Give the records again in full, exactly as written.
━━━ Study material
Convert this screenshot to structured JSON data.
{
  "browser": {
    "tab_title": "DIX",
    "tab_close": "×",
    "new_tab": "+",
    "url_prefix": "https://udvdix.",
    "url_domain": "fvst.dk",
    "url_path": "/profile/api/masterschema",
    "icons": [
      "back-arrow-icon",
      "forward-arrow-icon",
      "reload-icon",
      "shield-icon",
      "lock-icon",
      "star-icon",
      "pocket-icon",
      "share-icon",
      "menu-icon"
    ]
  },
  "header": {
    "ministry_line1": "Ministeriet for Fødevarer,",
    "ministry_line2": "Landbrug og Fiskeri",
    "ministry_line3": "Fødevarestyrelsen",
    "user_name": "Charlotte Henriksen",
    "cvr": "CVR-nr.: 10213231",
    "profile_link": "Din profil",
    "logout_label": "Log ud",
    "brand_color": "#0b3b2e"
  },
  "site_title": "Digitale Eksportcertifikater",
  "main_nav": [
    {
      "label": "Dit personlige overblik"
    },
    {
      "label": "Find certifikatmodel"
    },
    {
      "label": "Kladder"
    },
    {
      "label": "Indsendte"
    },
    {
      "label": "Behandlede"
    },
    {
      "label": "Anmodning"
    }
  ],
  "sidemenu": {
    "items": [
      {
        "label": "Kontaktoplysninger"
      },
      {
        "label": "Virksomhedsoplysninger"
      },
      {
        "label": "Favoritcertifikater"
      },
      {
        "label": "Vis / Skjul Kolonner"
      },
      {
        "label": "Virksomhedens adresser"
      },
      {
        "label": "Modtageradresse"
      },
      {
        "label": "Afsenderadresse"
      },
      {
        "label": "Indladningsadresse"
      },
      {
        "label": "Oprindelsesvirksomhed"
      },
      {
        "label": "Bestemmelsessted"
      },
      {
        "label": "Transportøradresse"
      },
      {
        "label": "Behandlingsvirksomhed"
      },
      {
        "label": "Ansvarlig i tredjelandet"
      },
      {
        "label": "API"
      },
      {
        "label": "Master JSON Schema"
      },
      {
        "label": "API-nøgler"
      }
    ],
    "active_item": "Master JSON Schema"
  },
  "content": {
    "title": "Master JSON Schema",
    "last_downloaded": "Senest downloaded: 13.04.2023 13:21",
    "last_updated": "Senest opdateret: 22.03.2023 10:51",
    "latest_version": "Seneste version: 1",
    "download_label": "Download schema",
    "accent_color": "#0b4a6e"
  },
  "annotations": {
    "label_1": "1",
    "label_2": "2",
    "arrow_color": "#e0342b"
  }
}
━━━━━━
§ Response to this task:
Convert this screenshot to structured JSON data.
{
  "browser": {
    "tab_title": "DIX",
    "tab_close": "×",
    "new_tab": "+",
    "url_prefix": "https://udvdix.",
    "url_domain": "fvst.dk",
    "url_path": "/profile/api/masterschema",
    "icons": [
      "back-arrow-icon",
      "forward-arrow-icon",
      "reload-icon",
      "shield-icon",
      "lock-icon",
      "star-icon",
      "pocket-icon",
      "share-icon",
      "menu-icon"
    ]
  },
  "header": {
    "ministry_line1": "Ministeriet for Fødevarer,",
    "ministry_line2": "Landbrug og Fiskeri",
    "ministry_line3": "Fødevarestyrelsen",
    "user_name": "Charlotte Henriksen",
    "cvr": "CVR-nr.: 10213231",
    "profile_link": "Din profil",
    "logout_label": "Log ud",
    "brand_color": "#0b3b2e"
  },
  "site_title": "Digitale Eksportcertifikater",
  "main_nav": [
    {
      "label": "Dit personlige overblik"
    },
    {
      "label": "Find certifikatmodel"
    },
    {
      "label": "Kladder"
    },
    {
      "label": "Indsendte"
    },
    {
      "label": "Behandlede"
    },
    {
      "label": "Anmodning"
    }
  ],
  "sidemenu": {
    "items": [
      {
        "label": "Kontaktoplysninger"
      },
      {
        "label": "Virksomhedsoplysninger"
      },
      {
        "label": "Favoritcertifikater"
      },
      {
        "label": "Vis / Skjul Kolonner"
      },
      {
        "label": "Virksomhedens adresser"
      },
      {
        "label": "Modtageradresse"
      },
      {
        "label": "Afsenderadresse"
      },
      {
        "label": "Indladningsadresse"
      },
      {
        "label": "Oprindelsesvirksomhed"
      },
      {
        "label": "Bestemmelsessted"
      },
      {
        "label": "Transportøradresse"
      },
      {
        "label": "Behandlingsvirksomhed"
      },
      {
        "label": "Ansvarlig i tredjelandet"
      },
      {
        "label": "API"
      },
      {
        "label": "Master JSON Schema"
      },
      {
        "label": "API-nøgler"
      }
    ],
    "active_item": "Master JSON Schema"
  },
  "content": {
    "title": "Master JSON Schema",
    "last_downloaded": "Senest downloaded: 13.04.2023 13:21",
    "last_updated": "Senest opdateret: 22.03.2023 10:51",
    "latest_version": "Seneste version: 1",
    "download_label": "Download schema",
    "accent_color": "#0b4a6e"
  },
  "annotations": {
    "label_1": "1",
    "label_2": "2",
    "arrow_color": "#e0342b"
  }
}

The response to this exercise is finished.